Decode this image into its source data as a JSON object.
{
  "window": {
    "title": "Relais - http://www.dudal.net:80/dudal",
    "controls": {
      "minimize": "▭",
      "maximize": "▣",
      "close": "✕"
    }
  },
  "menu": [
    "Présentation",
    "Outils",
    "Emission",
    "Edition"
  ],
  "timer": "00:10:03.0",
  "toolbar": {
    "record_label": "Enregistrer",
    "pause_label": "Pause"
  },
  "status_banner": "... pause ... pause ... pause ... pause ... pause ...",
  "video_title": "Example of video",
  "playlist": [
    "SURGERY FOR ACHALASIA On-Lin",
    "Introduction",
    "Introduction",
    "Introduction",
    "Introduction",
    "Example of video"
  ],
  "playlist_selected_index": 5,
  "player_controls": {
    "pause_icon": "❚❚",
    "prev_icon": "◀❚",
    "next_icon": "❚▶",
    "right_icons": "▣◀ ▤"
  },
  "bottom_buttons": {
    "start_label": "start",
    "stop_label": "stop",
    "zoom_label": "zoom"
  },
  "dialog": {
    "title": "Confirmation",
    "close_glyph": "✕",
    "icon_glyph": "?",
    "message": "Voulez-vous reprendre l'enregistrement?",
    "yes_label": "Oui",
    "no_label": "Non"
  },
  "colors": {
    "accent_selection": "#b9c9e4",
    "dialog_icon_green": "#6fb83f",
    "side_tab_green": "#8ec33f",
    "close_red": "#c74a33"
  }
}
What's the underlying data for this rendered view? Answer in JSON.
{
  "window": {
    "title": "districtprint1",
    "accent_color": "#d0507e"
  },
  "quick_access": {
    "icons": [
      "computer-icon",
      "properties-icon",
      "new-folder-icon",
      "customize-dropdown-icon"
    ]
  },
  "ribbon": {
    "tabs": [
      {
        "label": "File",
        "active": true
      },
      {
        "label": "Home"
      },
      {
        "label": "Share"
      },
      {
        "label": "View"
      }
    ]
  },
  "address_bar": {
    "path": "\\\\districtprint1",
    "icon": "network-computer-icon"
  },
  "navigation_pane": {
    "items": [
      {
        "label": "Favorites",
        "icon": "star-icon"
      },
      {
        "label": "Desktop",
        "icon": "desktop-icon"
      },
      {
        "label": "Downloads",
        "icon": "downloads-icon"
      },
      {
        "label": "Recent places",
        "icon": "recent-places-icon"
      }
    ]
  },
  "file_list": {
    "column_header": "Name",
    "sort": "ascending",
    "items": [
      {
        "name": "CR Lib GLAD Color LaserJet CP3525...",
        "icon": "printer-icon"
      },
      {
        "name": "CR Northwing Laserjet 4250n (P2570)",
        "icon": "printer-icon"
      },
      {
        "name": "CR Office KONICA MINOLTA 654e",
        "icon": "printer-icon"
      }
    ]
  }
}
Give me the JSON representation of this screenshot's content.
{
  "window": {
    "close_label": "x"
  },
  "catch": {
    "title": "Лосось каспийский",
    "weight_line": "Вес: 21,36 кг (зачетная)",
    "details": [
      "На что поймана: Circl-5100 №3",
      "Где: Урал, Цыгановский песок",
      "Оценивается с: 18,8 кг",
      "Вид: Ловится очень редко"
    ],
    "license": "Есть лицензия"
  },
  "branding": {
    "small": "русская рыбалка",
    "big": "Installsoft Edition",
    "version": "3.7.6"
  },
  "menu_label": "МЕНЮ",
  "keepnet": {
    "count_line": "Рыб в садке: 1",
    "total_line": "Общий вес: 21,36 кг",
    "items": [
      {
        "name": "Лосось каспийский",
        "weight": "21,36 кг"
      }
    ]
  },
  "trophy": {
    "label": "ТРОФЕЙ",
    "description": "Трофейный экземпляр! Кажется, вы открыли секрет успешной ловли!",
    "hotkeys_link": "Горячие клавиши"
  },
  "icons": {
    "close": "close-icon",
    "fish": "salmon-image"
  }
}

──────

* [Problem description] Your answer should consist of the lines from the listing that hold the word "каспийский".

* [Answer to the problem]
    "title": "Лосось каспийский",
        "name": "Лосось каспийский",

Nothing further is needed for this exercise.